Do Septal Neurons Pace the Hippocampal Theta Rhythm?

Trends Neurosci. 1990 May;13(5):163-8. doi: 10.1016/0166-2236(90)90040-h.

Abstract

The hippocampal theta rhythm (rhythmical slow activity, RSA) is one of the most thoroughly studied EEG phenomena. Much of this experimental interest has been stimulated by suggestions that the mnemonic functions of the hippocampus may depend upon theta-related neuronal activity. Inputs from the medial septal nuclei to the hippocampus were shown to be essential for the theta rhythm in the 1950s, but the role of these basal forebrain projections has not been clearly defined. Four models of the septo-hippocampal connections involved in theta rhythm production are reviewed as the precise roles of these projections are discussed. In our final, consolidated model both cholinergic and GABAergic septal projection cells fire in rhythmic bursts that entrain hippocampal interneurons. The resulting rhythmic inhibition of hippocampal projection cells, together with their excitatory interconnections, generates at least one component of the theta rhythm.

Publication types

  • Research Support, U.S. Gov't, P.H.S.

MeSH terms
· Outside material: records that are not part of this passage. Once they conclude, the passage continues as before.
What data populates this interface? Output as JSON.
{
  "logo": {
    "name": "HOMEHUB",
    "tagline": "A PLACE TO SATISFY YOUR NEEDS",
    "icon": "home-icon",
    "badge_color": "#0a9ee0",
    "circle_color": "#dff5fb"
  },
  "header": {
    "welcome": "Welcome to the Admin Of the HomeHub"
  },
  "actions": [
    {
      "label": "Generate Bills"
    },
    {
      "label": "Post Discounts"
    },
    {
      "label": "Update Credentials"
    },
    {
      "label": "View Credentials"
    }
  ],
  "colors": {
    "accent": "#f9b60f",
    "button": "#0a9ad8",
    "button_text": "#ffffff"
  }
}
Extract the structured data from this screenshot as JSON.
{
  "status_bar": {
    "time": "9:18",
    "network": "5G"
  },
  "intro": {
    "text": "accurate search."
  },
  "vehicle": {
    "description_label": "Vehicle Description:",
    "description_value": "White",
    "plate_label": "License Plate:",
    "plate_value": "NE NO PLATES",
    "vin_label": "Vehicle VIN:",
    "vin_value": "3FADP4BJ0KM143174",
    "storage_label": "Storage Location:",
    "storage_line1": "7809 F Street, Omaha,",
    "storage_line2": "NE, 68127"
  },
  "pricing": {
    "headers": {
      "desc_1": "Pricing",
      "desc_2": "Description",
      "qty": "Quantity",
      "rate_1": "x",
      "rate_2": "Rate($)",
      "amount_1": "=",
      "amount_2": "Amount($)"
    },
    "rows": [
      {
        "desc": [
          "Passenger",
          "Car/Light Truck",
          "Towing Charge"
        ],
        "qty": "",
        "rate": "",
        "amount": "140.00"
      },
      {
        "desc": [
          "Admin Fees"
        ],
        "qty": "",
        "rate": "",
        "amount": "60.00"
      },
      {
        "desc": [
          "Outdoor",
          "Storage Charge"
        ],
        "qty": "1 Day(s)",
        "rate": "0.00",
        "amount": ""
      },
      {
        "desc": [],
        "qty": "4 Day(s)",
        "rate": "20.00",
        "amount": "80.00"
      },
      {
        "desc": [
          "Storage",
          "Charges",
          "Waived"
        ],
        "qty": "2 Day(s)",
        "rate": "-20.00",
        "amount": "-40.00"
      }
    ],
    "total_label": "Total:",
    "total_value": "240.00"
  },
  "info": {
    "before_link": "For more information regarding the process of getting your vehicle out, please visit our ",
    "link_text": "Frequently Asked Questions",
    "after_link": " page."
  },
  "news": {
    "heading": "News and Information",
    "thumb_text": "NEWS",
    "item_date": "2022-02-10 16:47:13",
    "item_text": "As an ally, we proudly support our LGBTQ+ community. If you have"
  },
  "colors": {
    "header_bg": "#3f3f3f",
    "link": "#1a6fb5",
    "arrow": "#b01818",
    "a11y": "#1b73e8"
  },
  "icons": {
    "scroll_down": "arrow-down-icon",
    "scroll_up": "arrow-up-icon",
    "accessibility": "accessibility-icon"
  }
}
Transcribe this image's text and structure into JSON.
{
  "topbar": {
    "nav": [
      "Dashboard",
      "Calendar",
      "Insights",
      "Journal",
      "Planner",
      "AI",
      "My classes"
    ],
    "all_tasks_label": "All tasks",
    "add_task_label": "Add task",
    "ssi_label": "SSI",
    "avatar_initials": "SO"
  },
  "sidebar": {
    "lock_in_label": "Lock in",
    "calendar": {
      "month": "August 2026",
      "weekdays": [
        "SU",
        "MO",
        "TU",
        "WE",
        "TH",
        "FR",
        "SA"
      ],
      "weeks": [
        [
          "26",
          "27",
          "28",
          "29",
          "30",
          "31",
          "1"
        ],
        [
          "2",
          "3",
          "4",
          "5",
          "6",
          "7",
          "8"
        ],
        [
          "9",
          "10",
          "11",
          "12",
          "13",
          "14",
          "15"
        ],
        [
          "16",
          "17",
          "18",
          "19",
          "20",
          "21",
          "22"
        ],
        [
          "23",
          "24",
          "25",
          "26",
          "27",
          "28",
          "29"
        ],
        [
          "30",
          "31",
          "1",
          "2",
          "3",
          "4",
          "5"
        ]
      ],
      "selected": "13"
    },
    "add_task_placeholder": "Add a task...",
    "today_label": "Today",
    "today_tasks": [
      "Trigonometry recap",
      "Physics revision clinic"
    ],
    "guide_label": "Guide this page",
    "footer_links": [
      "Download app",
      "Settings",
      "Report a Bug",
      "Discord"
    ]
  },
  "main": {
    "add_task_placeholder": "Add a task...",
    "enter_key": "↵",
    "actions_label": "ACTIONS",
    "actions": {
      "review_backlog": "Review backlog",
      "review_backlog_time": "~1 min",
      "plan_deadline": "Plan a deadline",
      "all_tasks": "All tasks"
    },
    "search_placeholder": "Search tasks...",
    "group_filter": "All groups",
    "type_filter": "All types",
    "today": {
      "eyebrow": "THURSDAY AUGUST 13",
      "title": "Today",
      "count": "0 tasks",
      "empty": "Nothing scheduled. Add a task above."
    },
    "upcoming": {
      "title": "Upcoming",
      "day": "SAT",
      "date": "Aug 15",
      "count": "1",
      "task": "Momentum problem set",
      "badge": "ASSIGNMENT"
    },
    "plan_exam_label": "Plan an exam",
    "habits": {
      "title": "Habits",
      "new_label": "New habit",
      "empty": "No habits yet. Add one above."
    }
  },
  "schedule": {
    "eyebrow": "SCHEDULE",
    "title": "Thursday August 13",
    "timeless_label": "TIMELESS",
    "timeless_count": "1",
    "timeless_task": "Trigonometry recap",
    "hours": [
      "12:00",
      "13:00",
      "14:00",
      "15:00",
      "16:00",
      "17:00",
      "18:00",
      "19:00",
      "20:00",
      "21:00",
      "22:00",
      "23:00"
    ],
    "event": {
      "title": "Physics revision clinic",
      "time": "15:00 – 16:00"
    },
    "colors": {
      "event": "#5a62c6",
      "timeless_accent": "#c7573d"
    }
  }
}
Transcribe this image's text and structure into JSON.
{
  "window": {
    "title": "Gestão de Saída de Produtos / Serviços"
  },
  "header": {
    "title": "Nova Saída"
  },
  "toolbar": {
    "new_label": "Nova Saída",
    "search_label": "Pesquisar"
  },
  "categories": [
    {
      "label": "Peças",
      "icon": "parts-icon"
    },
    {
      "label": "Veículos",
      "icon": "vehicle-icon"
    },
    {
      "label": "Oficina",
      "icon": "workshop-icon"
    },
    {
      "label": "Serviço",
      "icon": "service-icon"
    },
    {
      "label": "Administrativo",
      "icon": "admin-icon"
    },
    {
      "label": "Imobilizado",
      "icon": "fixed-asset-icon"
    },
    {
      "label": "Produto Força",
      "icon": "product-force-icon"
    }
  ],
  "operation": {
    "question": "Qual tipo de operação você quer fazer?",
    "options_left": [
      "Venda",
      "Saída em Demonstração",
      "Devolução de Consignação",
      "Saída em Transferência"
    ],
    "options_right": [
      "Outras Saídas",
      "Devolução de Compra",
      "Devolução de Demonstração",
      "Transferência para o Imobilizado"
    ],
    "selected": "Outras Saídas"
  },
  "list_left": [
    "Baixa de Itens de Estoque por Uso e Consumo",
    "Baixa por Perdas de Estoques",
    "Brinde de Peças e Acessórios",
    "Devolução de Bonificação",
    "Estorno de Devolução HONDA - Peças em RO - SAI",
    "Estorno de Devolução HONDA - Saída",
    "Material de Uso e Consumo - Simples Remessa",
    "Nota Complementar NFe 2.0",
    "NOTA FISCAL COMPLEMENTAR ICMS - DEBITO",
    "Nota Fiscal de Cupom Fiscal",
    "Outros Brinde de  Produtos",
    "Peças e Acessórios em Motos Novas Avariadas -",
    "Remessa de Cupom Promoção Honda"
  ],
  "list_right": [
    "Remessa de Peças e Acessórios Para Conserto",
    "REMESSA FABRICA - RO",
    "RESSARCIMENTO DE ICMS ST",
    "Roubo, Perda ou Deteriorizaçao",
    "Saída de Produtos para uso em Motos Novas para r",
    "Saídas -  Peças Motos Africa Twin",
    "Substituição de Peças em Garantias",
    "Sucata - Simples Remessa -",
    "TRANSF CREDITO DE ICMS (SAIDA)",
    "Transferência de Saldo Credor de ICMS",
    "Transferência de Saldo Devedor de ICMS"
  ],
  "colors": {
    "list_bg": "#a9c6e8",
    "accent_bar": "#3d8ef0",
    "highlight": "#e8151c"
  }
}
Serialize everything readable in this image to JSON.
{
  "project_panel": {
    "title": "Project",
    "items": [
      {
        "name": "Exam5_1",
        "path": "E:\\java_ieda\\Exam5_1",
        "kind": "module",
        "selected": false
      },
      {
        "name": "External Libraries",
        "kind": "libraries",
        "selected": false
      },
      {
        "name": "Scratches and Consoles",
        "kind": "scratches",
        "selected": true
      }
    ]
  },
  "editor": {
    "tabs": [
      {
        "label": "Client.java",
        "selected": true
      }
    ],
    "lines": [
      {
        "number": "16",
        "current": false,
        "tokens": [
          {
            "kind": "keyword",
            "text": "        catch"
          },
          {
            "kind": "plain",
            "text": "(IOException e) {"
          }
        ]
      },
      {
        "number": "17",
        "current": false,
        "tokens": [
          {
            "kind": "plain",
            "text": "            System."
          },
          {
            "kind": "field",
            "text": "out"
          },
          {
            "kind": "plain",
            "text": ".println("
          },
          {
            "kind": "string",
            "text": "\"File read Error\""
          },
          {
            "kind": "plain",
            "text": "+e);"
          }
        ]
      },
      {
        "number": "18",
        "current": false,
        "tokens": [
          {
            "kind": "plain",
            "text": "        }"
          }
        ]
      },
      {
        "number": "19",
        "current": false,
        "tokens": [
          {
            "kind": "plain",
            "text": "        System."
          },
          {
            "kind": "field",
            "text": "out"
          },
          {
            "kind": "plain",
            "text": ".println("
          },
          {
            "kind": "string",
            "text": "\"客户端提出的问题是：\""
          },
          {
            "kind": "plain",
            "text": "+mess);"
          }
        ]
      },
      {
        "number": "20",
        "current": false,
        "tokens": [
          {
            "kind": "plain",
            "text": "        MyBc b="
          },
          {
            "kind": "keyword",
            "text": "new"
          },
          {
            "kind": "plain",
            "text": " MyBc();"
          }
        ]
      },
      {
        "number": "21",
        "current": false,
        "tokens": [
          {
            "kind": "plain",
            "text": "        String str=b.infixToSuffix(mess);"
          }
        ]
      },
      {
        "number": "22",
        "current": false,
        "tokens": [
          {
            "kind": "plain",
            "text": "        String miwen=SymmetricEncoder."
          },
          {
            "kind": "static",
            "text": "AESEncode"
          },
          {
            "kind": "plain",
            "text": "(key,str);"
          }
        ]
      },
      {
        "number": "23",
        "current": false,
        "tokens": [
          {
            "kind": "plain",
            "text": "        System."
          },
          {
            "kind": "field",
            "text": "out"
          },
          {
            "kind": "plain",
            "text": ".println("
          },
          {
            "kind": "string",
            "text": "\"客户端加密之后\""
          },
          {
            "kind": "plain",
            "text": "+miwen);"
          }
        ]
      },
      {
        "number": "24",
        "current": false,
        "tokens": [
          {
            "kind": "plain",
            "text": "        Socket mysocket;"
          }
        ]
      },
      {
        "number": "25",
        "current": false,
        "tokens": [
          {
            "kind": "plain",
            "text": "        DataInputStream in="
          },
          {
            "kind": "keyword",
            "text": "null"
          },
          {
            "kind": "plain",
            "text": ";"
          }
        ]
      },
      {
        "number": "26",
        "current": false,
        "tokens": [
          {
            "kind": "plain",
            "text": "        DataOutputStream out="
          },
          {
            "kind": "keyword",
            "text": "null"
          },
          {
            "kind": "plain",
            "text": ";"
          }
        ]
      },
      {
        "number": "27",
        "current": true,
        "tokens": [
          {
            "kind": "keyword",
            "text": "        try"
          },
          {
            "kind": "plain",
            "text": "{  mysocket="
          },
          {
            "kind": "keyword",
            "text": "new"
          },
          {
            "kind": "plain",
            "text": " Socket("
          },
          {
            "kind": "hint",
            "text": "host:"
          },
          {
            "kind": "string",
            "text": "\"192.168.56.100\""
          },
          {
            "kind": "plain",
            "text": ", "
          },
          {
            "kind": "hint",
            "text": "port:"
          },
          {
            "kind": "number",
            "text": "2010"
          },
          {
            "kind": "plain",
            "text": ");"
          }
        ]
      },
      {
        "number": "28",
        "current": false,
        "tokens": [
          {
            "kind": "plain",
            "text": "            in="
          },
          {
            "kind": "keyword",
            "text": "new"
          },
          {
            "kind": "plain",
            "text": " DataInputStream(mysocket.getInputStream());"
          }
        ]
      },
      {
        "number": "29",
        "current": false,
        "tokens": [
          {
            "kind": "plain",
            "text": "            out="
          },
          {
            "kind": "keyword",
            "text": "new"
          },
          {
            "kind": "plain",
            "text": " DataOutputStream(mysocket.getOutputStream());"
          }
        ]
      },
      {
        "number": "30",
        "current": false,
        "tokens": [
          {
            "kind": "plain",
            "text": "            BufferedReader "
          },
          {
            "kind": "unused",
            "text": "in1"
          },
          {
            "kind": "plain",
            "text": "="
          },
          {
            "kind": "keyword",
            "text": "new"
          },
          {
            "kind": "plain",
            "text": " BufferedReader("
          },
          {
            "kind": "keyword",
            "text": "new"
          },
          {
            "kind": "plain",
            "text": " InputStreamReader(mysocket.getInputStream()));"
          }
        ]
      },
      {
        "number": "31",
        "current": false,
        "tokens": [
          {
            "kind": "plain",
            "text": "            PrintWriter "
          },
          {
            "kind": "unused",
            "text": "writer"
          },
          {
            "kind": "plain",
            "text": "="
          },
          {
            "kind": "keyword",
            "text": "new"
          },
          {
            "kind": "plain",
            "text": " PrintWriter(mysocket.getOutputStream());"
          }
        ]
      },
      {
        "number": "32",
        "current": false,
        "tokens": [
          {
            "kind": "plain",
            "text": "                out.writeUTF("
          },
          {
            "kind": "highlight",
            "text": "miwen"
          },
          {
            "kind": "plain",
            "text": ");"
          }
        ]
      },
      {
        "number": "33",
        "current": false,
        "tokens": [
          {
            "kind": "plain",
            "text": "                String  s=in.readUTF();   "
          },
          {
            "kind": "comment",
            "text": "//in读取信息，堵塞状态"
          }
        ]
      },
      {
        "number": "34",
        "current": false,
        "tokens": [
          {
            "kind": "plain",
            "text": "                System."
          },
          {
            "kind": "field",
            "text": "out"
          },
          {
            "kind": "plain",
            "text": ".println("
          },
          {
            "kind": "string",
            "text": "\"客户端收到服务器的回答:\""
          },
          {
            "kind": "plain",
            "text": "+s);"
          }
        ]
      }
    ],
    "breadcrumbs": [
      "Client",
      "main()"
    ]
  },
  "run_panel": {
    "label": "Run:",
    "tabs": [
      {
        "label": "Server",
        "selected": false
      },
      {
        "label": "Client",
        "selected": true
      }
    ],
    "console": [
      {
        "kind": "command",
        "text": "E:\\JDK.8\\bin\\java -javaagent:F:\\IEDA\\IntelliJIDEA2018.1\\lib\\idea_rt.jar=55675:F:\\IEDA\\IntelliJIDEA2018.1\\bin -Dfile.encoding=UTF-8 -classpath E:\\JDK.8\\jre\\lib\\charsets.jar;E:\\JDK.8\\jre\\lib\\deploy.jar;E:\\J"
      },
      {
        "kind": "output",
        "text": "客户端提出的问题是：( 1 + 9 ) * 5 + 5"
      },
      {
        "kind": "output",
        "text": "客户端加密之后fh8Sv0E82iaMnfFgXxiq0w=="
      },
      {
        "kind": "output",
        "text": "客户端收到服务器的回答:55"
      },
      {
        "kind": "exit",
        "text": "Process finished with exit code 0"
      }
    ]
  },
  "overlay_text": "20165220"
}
  • Action Potentials
  • Animals
  • Electroencephalography*
  • Hippocampus / physiology*
  • Neural Pathways / physiology
  • Septal Nuclei / physiology*
  • Theta Rhythm*